Kasanka National Park, Zambia.
The first stop on our Zambian adventure after Lusaka (which is an adventure all in itself navigating gridlocked traffic) was to be Kasanka National Park. With tent, table, chairs and all camping equipment in tow, Buck and I, at a max speed of 90km (on a downhill, with a backwind) finally pulled up to the main gate around 5pm – thanks must go to Ross O’Donoghue and Laura O’Donoghue for the sickest car ever and for the lend of all their camping equipment, Cuan Meredith for his hand drawn map and Mark Rollinstone James for his helpful directions. Note to future travellers, unlike us, do not rely on Google Maps as there often isn’t any signal once you turn off the Great East Road.
On arrival at Kasanka a friendly National Parks officer radioed through to Wasa main camp to see if there was any availability (of course, we hadn’t made a booking). Luckily for us, there was a free site at Bufumu and after about an hour drive through the park we arrived to an already lit fire, warm showers and a thatched, open sided hut and all to ourselves. Home for the next two nights. After a delicious meal of rice, and stir fried white aubergine, green beans, tomato, ginger and onion (brought from Mkushi market on the way up) we settled in with a steaming hot cup of tea and watched lighting strike in the distance – I thought to myself, now this is really living!
The camps are basic but comfortable. Each campsite has an attendant to fill the buckets perched atop the thatched roof of the ablution block – one with which to shower with and the other to flush the toilet from. The living space comprises a braai stand, fire place and thatched rondavel. Tapson (the attendant in charge of Bufumu) offered to do the washing up as carting water to and from his hut was hard work – we graciously accepted.
Bat day. After a quick breakfast of peanut butter, toast and coffee we packed up the Cruiser with water, snacks, sunscreen and our camera boxes.

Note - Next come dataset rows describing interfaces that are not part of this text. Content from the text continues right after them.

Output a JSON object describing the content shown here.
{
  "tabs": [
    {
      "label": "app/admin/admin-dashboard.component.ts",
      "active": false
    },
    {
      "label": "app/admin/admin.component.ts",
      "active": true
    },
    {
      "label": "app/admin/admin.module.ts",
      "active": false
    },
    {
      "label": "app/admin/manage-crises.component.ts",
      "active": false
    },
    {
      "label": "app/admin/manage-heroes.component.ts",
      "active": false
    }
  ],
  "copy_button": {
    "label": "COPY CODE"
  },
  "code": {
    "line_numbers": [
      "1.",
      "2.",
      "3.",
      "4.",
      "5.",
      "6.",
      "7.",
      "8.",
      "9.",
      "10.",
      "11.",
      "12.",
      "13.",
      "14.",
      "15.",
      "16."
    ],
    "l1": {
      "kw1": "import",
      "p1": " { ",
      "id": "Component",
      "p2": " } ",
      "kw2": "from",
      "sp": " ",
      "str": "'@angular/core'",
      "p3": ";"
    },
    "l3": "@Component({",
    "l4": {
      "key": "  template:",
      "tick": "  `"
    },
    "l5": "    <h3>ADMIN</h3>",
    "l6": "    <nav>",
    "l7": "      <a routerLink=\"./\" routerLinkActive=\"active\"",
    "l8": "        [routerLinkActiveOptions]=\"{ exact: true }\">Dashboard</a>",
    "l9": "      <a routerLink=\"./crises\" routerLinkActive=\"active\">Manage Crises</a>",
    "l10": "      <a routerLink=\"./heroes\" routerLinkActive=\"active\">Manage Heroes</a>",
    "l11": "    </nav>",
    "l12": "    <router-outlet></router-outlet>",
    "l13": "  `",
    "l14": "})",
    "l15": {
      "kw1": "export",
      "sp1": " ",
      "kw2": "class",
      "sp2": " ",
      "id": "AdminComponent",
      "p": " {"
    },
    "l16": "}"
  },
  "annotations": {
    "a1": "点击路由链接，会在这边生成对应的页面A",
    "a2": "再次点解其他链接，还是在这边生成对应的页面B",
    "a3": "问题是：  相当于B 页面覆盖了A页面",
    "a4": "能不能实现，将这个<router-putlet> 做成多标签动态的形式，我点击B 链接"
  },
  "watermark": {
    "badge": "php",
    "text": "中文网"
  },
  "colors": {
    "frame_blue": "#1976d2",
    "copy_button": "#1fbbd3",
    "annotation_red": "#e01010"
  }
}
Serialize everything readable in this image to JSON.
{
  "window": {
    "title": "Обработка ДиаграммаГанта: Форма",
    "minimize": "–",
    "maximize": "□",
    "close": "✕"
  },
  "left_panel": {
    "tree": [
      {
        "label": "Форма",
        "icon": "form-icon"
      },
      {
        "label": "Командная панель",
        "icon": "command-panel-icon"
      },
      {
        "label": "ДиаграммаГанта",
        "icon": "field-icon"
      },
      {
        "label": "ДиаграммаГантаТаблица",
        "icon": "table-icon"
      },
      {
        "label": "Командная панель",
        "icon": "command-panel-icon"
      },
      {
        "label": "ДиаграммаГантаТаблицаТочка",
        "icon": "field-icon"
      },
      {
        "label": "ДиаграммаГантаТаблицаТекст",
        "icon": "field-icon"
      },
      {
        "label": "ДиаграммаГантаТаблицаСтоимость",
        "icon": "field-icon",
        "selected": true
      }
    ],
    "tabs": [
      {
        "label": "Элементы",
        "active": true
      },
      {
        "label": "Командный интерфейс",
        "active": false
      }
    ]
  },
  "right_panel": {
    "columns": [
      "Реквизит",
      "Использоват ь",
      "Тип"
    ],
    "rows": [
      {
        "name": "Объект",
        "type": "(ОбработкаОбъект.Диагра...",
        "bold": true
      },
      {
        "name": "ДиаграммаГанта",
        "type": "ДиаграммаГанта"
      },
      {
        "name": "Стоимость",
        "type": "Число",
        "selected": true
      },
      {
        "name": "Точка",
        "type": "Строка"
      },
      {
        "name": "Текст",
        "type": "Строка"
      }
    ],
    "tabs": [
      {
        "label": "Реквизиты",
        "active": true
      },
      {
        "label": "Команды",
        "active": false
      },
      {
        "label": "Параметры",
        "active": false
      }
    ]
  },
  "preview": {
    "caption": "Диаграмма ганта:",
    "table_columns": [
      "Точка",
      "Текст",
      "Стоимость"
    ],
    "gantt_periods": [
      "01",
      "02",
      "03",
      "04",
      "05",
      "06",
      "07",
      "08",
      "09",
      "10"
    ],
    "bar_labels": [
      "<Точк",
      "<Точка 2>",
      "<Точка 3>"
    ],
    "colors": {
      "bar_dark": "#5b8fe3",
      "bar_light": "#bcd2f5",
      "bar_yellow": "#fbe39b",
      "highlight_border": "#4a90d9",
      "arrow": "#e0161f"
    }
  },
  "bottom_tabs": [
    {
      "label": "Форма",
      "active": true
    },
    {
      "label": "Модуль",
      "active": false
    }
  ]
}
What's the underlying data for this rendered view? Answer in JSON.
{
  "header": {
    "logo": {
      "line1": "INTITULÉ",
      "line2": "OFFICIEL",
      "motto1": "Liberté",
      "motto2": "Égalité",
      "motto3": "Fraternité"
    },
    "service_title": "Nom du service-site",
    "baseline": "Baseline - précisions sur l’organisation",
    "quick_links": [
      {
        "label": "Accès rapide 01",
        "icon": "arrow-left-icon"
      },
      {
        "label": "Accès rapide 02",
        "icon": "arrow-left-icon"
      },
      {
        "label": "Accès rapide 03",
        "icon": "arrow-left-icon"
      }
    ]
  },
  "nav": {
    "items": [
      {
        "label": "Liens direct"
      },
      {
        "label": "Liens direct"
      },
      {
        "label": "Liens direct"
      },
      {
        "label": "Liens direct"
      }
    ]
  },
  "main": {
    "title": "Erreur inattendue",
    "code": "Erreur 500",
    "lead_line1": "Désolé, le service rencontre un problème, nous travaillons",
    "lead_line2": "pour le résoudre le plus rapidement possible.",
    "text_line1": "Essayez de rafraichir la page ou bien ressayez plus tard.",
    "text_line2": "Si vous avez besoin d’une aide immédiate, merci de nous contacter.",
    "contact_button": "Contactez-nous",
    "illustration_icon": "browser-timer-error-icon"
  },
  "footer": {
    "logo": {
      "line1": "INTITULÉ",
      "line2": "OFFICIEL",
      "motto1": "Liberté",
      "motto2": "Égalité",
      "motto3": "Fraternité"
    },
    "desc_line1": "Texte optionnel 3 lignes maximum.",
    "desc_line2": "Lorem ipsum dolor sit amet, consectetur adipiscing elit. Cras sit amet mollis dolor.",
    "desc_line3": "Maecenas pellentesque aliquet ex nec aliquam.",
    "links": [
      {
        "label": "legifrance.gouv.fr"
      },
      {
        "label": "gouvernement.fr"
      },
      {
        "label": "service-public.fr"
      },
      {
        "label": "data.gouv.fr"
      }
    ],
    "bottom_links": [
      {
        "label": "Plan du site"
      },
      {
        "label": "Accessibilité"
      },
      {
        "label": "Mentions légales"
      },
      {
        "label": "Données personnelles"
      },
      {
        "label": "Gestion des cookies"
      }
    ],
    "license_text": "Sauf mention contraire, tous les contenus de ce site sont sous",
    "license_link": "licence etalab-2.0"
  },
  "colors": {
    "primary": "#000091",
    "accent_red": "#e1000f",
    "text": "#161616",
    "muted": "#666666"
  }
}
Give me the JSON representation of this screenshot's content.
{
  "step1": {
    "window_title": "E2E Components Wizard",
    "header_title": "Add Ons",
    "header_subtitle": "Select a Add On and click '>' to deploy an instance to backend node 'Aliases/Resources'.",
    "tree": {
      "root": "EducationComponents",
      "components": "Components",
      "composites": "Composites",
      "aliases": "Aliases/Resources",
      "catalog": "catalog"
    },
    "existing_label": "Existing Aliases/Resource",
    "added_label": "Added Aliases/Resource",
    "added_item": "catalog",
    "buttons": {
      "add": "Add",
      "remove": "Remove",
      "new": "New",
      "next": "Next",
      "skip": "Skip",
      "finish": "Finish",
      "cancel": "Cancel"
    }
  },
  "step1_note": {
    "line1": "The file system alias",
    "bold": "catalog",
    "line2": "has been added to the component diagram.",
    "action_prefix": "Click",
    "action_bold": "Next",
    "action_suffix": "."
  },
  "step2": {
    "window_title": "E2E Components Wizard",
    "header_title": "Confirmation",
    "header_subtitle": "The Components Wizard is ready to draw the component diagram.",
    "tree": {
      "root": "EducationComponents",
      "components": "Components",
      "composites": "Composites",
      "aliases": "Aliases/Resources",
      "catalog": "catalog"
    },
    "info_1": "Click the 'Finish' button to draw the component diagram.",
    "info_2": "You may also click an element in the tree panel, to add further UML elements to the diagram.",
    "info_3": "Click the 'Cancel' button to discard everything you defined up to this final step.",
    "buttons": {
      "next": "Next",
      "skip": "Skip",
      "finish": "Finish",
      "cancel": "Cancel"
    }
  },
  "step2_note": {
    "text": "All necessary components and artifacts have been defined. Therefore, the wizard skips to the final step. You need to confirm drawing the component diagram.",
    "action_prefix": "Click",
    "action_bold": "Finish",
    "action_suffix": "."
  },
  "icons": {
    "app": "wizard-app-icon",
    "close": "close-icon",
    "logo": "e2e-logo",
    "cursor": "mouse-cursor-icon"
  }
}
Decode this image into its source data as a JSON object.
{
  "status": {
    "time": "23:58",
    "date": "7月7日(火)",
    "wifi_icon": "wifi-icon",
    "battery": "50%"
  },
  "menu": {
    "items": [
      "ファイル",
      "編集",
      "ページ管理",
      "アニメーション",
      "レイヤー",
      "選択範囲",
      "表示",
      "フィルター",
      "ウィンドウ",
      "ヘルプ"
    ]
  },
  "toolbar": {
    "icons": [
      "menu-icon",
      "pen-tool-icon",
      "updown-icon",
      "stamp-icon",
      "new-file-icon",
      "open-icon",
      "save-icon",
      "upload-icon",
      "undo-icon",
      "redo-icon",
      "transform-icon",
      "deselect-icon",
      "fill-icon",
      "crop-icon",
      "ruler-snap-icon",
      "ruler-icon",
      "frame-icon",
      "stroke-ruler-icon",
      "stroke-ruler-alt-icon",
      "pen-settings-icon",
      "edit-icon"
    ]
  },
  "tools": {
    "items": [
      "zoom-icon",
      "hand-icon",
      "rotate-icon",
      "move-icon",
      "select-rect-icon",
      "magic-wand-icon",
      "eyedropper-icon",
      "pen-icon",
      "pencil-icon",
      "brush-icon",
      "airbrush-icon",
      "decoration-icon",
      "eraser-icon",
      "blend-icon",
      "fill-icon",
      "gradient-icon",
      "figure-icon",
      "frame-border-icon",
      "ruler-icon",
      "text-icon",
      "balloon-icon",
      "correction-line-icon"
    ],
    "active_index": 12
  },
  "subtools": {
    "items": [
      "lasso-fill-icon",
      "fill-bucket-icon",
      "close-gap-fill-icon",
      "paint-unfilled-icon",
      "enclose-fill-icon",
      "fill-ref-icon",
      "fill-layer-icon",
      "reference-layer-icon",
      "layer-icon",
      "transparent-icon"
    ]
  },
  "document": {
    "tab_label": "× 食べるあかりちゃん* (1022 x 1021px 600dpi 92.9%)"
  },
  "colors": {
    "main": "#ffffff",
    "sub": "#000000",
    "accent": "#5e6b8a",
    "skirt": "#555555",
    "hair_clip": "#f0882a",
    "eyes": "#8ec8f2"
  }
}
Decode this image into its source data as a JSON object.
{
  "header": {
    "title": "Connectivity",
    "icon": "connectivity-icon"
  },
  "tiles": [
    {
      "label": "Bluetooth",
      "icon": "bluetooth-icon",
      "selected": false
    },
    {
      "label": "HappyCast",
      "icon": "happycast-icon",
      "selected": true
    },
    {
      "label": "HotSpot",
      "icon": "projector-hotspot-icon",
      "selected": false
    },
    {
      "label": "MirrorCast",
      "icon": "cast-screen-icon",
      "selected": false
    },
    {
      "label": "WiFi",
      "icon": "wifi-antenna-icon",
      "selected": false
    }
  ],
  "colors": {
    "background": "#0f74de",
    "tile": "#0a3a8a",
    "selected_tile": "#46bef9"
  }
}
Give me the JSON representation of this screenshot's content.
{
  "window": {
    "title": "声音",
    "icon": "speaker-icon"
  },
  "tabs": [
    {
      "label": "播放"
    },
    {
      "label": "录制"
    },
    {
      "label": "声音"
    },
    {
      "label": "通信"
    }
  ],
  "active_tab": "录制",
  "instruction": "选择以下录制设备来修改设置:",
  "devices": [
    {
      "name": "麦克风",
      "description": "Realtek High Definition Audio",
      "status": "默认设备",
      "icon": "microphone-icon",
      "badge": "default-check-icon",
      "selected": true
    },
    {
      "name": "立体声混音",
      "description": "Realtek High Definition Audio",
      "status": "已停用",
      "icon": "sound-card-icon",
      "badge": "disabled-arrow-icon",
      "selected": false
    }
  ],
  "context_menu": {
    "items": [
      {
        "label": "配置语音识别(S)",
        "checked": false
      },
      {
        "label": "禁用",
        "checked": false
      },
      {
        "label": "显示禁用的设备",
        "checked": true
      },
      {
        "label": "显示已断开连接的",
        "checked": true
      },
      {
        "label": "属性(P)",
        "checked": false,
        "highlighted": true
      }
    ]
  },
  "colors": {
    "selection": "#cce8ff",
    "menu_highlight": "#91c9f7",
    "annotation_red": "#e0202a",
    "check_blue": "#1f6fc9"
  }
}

Passing by the ‘big tree’ (a 60m high wooden banana) we let our intuition lead us onward, bypassing the main park road which we had already driven the evening before, choosing instead to follow the roads less traveled. Big mistake. Perhaps my map reading skills are worse than what I thought they were, or perhaps there are a few more ‘other roads’ than the Kasanka map acknowledges but we got very lost. We drove through woodland forrest, snaking in and out of drained grasslands for 6 hours with a couple of doves, a family of slender mongoose and two mice spotted – it appears we had found our way out of the park and into the nearby communal lands. A bemused gentleman and his wife kindly pointed us back in the direction we had come with us finally popping out above Pontoon. Finding ourselves with just enough time for a quick lunch of noodles and sardines, we made our way back in good time to watch the bats.
On our way to Fibwe, we passed herds of Puku and scores of baboons – so here was where the game hung out. If you are here to see the bats, spend your first evening watching them from the public viewing point at Fibwe – they fly right over you and if you are lucky (which I was) you may even be blessed with a bat dropping on your head. The bat migration is truly amazing! Depending on who you ask, there are anything from 5-10 million of the straw coloured fruit bats nesting in the marshland trees of Kasanka, sleeping the daylight hours away before taking off en masse to feed on the surrounding water berry, mango, wild loquat and red milkwood berries. The bats fly from the Congo Basin to Kasanka every year, roosting in the park throughout November and December before flying back to the Congo again.
It is hard to describe the magnificence of having thousands and thousands of bats above you. The fruit bats are quite large – about a small chicken in size- dark in colour and absolutely silent. I suppose the best way to describe the experience is to describe what happens to the groups of humans watching – a hush descends, people start to whisper; it’s as if in undiscussed agreement, we all fall into reverent silence, watching in awe. It is simply incredible.